**Raw data**

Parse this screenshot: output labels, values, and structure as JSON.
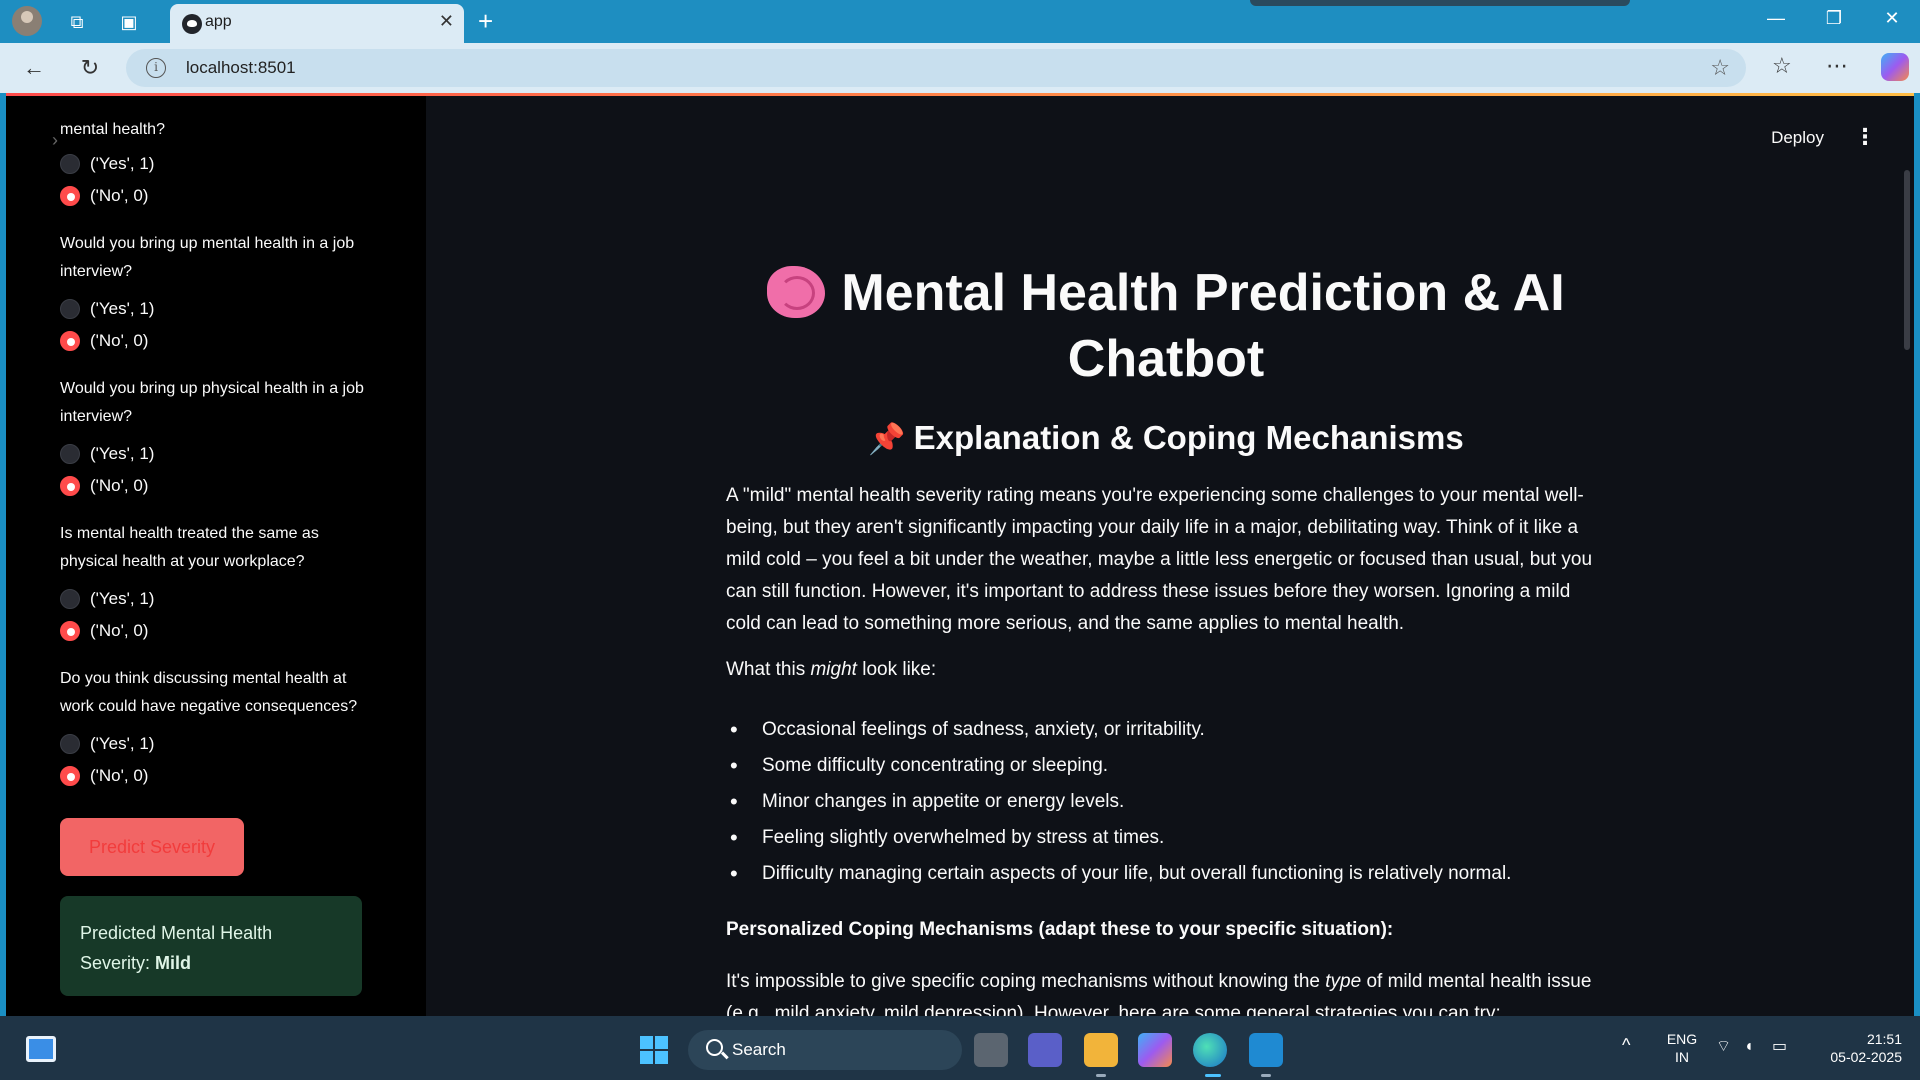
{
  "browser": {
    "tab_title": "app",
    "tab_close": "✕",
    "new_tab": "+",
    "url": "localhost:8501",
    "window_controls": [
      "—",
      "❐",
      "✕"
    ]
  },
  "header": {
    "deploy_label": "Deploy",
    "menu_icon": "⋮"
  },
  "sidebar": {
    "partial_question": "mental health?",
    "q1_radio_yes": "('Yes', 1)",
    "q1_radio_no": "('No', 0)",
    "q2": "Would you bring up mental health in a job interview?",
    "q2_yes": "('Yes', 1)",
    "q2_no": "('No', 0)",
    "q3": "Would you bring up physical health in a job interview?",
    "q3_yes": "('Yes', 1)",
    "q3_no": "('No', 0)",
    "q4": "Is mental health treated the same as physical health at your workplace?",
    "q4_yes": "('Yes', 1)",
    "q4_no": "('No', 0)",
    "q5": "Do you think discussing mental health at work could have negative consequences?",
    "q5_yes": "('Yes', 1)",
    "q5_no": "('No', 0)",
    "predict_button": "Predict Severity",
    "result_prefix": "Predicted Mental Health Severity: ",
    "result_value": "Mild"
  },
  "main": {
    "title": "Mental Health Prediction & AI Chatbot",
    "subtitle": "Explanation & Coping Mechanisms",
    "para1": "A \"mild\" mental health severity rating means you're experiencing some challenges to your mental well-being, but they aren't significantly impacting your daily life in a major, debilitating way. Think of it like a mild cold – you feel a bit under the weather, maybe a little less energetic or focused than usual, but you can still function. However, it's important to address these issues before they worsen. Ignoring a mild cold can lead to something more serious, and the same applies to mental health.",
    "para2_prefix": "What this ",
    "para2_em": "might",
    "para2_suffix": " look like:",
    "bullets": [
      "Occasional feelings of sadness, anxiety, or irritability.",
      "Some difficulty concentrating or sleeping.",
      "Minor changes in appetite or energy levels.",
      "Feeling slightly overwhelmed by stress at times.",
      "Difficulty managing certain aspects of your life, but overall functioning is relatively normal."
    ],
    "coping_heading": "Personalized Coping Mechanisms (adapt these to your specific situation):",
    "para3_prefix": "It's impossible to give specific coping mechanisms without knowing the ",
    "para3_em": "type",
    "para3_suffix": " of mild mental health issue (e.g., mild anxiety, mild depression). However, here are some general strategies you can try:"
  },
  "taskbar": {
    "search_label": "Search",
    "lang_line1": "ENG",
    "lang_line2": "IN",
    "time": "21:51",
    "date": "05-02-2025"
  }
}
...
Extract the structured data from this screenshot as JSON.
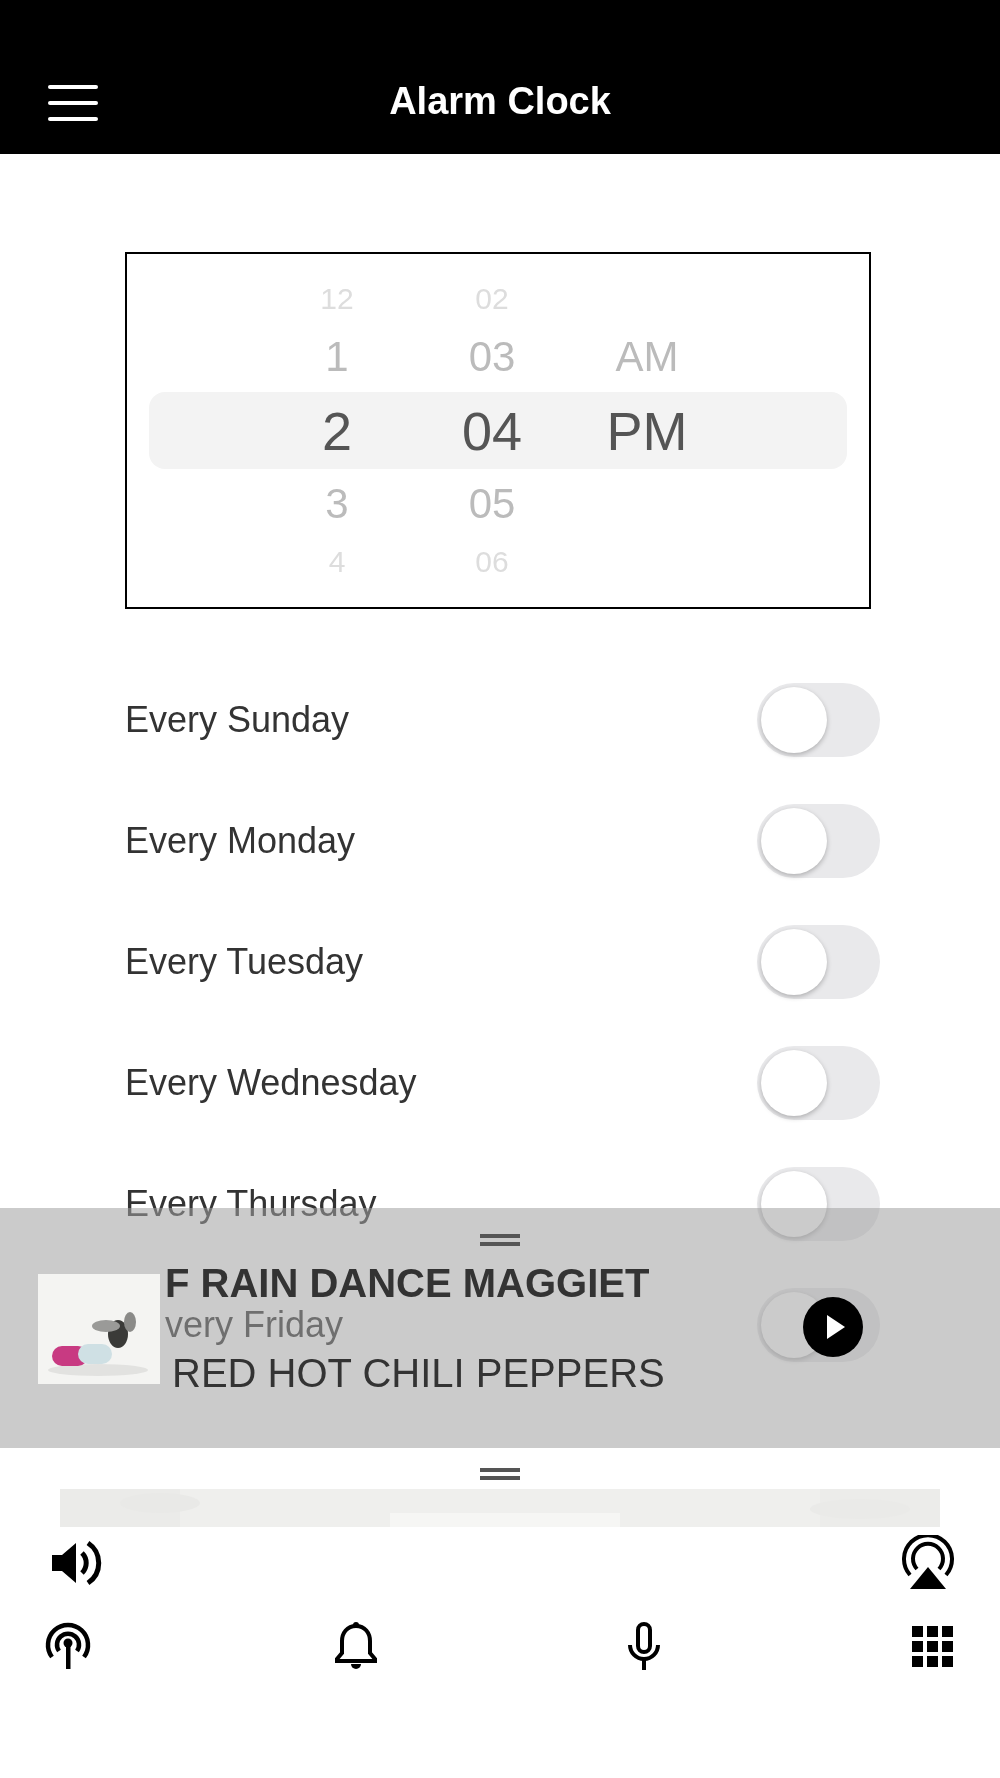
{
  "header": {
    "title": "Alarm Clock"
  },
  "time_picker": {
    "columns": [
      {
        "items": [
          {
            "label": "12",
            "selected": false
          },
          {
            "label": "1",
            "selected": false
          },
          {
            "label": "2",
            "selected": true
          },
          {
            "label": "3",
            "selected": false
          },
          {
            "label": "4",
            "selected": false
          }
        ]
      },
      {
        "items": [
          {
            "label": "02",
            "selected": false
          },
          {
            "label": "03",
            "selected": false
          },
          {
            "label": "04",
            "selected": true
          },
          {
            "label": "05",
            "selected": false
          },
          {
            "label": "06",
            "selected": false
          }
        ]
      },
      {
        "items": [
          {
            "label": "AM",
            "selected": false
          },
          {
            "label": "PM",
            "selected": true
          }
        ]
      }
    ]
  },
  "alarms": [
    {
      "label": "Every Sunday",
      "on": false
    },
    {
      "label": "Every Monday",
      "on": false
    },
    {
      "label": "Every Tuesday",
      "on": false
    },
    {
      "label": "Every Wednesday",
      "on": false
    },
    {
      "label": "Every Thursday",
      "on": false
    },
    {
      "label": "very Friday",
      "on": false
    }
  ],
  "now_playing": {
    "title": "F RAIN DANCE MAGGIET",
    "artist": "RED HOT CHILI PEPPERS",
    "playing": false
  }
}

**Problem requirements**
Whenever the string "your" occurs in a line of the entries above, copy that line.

**Task output**
    "q4": "Is mental health treated the same as physical health at your workplace?",
    "para1": "A \"mild\" mental health severity rating means you're experiencing some challenges to your mental well-being, but they aren't significantly impacting your daily life in a major, debilitating way. Think of it like a mild cold – you feel a bit under the weather, maybe a little less energetic or focused than usual, but you can still function. However, it's important to address these issues before they worsen. Ignoring a mild cold can lead to something more serious, and the same applies to mental health.",
      "Difficulty managing certain aspects of your life, but overall functioning is relatively normal."
    "coping_heading": "Personalized Coping Mechanisms (adapt these to your specific situation):",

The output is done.